  21. ^ Minar, Igor. "AngularJS 1.3: a new release approaches". AngularJS Blog. Archived from the original on 2014-10-13. Retrieved 2014-10-12.
  22. ^ "Introduction to Angular". Retrieved 2021-12-08.
  23. ^ "Ok... let me explain: it's going to be Angular 4.0". Archived from the original on 2016-12-13. Retrieved 2016-12-14.
  24. ^ Fluin, Stephen (April 26, 2018). "Version 5.0.0 of Angular Now Available". Medium. Retrieved April 9, 2021.
  25. ^ Krill, Paul (September 18, 2017). "AngularJS 5 JavaScript framework delayed". InfoWorld. Retrieved April 9, 2021.
  26. ^ Fluin, Stephen (3 May 2018). "Version 6 of Angular Now Available – Angular Blog". Angular Blog.

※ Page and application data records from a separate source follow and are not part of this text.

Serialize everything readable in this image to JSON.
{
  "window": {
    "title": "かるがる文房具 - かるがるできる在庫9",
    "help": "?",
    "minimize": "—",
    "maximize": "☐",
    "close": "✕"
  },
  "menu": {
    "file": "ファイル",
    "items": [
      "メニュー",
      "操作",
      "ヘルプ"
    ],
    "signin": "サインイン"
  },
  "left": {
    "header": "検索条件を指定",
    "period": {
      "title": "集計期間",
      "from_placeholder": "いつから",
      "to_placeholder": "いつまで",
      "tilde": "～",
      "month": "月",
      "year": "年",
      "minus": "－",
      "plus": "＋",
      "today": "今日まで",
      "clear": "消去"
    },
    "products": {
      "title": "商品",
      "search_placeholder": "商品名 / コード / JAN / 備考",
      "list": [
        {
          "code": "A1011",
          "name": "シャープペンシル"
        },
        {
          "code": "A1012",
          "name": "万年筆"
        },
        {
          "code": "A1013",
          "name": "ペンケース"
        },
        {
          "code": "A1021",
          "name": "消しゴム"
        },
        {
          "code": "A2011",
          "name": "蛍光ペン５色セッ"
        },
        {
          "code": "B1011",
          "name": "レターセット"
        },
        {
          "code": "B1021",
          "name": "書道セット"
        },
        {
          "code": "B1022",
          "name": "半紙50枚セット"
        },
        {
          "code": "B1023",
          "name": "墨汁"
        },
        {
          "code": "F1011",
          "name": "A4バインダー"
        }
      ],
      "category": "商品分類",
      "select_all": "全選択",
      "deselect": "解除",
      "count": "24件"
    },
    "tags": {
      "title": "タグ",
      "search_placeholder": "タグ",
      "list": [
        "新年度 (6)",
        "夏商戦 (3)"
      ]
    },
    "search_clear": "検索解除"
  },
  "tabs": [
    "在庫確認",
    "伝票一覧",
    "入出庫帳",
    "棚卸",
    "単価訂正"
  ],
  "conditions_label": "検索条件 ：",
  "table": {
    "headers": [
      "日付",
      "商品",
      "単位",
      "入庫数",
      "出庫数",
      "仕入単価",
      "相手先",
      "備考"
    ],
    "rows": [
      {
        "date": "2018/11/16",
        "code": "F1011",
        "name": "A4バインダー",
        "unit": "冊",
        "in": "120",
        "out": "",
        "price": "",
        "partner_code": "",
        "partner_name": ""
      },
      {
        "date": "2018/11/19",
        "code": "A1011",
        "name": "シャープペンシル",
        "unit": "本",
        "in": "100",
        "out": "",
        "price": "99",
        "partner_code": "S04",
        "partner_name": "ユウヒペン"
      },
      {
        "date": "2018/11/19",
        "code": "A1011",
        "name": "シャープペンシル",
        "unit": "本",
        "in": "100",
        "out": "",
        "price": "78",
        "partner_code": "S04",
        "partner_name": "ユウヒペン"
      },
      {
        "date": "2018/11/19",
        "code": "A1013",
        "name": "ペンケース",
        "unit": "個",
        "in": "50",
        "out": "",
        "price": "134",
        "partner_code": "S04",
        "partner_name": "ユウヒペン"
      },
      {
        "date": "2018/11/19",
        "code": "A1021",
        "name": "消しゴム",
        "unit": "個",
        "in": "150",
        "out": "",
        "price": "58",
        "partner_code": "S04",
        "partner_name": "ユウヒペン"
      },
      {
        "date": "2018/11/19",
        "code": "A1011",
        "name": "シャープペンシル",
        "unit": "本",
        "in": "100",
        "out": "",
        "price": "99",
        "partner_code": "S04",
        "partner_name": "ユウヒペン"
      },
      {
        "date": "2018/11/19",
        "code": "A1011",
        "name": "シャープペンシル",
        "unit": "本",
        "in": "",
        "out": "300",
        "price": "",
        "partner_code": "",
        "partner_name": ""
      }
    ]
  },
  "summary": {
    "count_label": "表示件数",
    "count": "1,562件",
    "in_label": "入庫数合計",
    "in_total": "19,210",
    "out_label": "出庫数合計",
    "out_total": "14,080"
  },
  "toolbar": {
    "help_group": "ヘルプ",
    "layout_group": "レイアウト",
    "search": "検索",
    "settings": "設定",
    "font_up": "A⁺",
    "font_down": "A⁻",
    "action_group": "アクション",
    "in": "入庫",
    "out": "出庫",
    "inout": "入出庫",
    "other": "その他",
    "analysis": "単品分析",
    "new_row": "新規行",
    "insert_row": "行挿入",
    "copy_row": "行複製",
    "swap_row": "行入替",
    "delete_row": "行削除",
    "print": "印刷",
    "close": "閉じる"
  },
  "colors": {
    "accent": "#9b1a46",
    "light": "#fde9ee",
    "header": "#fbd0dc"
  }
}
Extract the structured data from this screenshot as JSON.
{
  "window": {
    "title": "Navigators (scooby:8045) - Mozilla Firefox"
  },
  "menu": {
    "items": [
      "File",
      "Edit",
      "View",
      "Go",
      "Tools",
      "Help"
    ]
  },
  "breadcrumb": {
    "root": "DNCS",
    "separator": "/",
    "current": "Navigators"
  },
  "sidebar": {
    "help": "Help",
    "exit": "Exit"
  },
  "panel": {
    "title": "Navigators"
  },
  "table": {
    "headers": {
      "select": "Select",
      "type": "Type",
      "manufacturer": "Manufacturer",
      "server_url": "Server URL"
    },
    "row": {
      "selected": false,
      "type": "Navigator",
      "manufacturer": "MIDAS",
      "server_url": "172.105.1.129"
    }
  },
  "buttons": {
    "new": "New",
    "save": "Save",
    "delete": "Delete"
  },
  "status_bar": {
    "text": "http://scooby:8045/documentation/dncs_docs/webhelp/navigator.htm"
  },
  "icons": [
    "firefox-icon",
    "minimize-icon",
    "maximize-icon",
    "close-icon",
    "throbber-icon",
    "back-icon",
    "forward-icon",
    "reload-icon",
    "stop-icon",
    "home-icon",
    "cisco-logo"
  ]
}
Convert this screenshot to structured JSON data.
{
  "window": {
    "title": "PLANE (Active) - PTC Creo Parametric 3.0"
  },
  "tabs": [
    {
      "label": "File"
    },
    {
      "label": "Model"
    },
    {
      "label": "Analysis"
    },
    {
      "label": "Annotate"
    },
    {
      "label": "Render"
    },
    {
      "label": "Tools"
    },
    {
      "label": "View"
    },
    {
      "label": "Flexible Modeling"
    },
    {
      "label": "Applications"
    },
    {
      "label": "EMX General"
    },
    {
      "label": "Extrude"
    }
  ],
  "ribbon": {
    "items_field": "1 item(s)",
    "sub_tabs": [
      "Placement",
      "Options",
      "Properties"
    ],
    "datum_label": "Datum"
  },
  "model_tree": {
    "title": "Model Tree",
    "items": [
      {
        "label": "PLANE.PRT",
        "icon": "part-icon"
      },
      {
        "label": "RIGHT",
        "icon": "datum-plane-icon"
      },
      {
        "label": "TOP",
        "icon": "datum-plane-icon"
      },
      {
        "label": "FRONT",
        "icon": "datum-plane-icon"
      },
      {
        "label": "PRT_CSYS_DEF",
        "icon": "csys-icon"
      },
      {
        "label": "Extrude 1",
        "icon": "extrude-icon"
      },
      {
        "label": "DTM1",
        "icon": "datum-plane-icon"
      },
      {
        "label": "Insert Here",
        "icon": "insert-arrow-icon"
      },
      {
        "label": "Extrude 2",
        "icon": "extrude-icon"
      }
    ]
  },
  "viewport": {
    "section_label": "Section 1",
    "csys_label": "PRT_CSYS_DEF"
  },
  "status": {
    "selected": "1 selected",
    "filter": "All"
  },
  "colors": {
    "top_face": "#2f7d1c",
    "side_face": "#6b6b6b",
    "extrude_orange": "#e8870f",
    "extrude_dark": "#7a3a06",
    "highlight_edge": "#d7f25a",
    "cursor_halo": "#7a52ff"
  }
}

Retrieved 8 June 2018.
  27. ^ "Angular versioning and releases". Retrieved 8 June 2018.
  28. ^ Pieszak, Mark (January 7, 2020). "Angular Universal & Server-side rendering Deep-Dive". Medium. Retrieved April 9, 2021.
  29. ^ "angular/material (GitHub)". GitHub. Retrieved 2020-12-24.
  30. ^ "AngularJS Material Documentation". Retrieved 2020-12-24.
  31. ^ Kotaru, V. Keerti (2016-08-25). Material Design Implementation with AngularJS: UI Component Framework. Apress. p. 4. ISBN 9781484221907.
  32. ^ "AngularJS Material". Retrieved 2022-05-04.
  33. ^ "angular/angularjs-batarang (GitHub)". GitHub. Retrieved 2014-10-12.
  34. ^ Ford, Brian. "Introducing the AngularJS Batarang". AngularJS Blog. Archived from the original on 2014-10-13. Retrieved 2014-10-12.
  35. ^ "batarang Chrome extension for AngularJS appears broken".

Further reading